The new tech titan to join the field of Facebook cloud gaming. Their plan is distinct from what was developed by Microsoft or Google, but Facebook illustrates a common core challenge: coping with Apple.
We do free-to-play games, we do latency-tolerant games, at least to get started,’says Jason Rubin, Vice President of Play for Facebook. We don’t guarantee 4K, 60fps, but you’re paying $6.99 a month for us. We’re not going to get you to buy, like a joystick, a piece of hardware.
“The explanation why Facebook is using the cloud, according to Rubin, is that it opens up the kinds of games it can deliver. Before switching to HTML5 for its Instant Gaming app, the company started off with Flash-based successes like FarmVille in gaming more than a decade ago, but all of those technologies are comparatively limited to smaller, simplified experiences.”

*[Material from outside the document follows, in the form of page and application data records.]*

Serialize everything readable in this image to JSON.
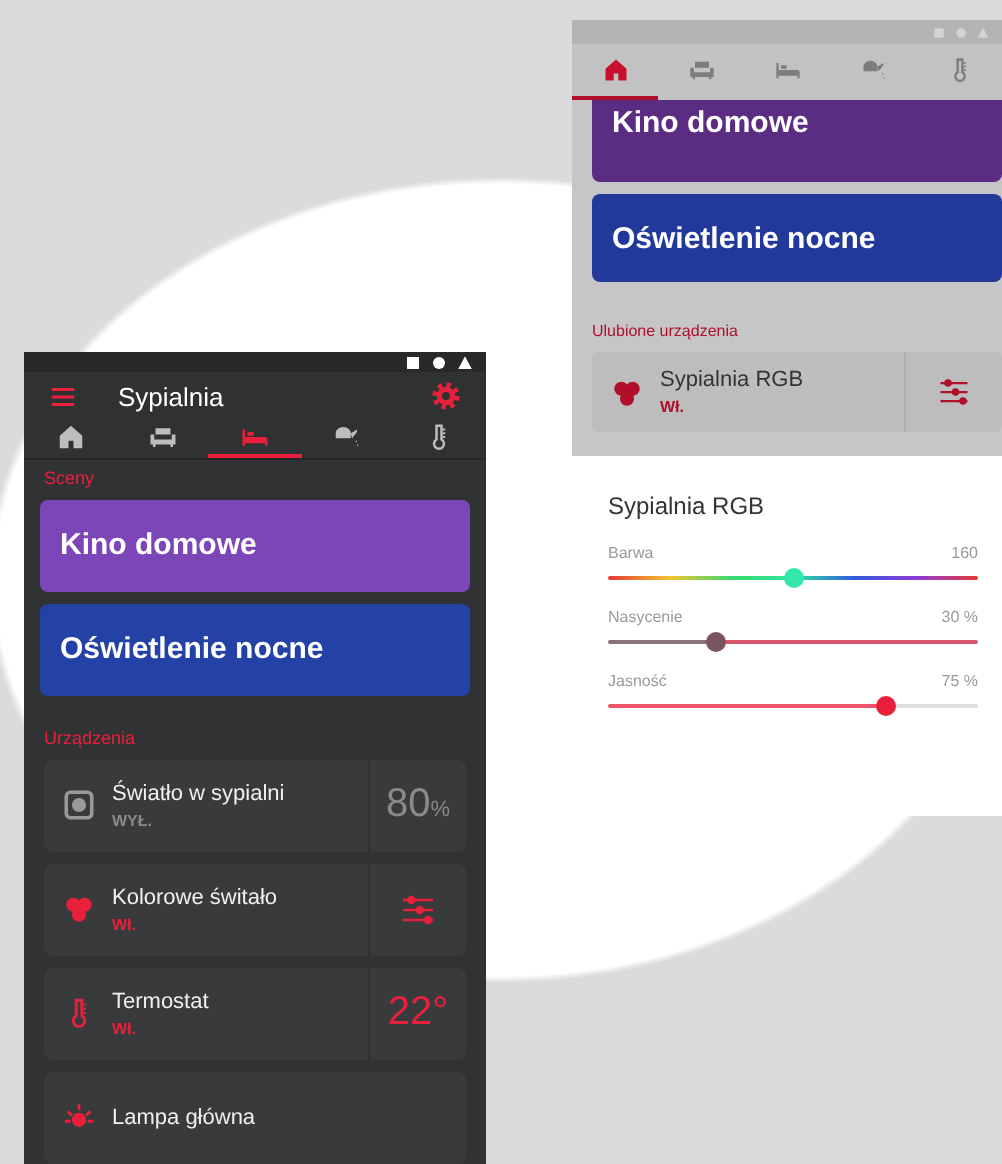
{
  "left_screen": {
    "title": "Sypialnia",
    "tabs": [
      {
        "kind": "home",
        "selected": false
      },
      {
        "kind": "sofa",
        "selected": false
      },
      {
        "kind": "bed",
        "selected": true
      },
      {
        "kind": "watering-can",
        "selected": false
      },
      {
        "kind": "thermometer",
        "selected": false
      }
    ],
    "scenes_label": "Sceny",
    "scenes": [
      {
        "name": "Kino domowe",
        "color": "#7c45b8"
      },
      {
        "name": "Oświetlenie nocne",
        "color": "#2442a6"
      }
    ],
    "devices_label": "Urządzenia",
    "devices": [
      {
        "name": "Światło w sypialni",
        "state": "WYŁ.",
        "on": false,
        "kind": "dimmer",
        "value": "80",
        "unit": "%"
      },
      {
        "name": "Kolorowe świtało",
        "state": "Wł.",
        "on": true,
        "kind": "rgb"
      },
      {
        "name": "Termostat",
        "state": "Wł.",
        "on": true,
        "kind": "thermostat",
        "value": "22°"
      },
      {
        "name": "Lampa główna",
        "on": true,
        "kind": "lamp"
      }
    ]
  },
  "right_screen": {
    "tabs": [
      {
        "kind": "home",
        "selected": true
      },
      {
        "kind": "sofa",
        "selected": false
      },
      {
        "kind": "bed",
        "selected": false
      },
      {
        "kind": "watering-can",
        "selected": false
      },
      {
        "kind": "thermometer",
        "selected": false
      }
    ],
    "scenes": [
      {
        "name": "Kino domowe",
        "color": "#5a2c82"
      },
      {
        "name": "Oświetlenie nocne",
        "color": "#22399a"
      }
    ],
    "favorites_label": "Ulubione urządzenia",
    "favorites": [
      {
        "name": "Sypialnia RGB",
        "state": "Wł.",
        "on": true,
        "kind": "rgb"
      }
    ],
    "sheet": {
      "title": "Sypialnia RGB",
      "sliders": [
        {
          "label": "Barwa",
          "reading": "160",
          "level": 0.5,
          "kind": "hue"
        },
        {
          "label": "Nasycenie",
          "reading": "30 %",
          "level": 0.29,
          "kind": "saturation"
        },
        {
          "label": "Jasność",
          "reading": "75 %",
          "level": 0.75,
          "kind": "brightness"
        }
      ]
    }
  }
}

Instead of developing a console gaming rival to compete with Stadia or xCloud, Facebook relies exclusively on smartphone gamers. Because of what Facebook frames as accessibility limitations outlined in Apple’s App Store terms and conditions, Facebook cloud gaming service will arrive on the desktop platform and Android, but not iOS.
Recently, the iPhone manufacturer revised its rules to allow these games to exist, albeit in a more cumbersome capacity than the platform creators had anticipated, requiring them to send consumers to the App Store first before being able to stream a gaming title on their platform to the cloud.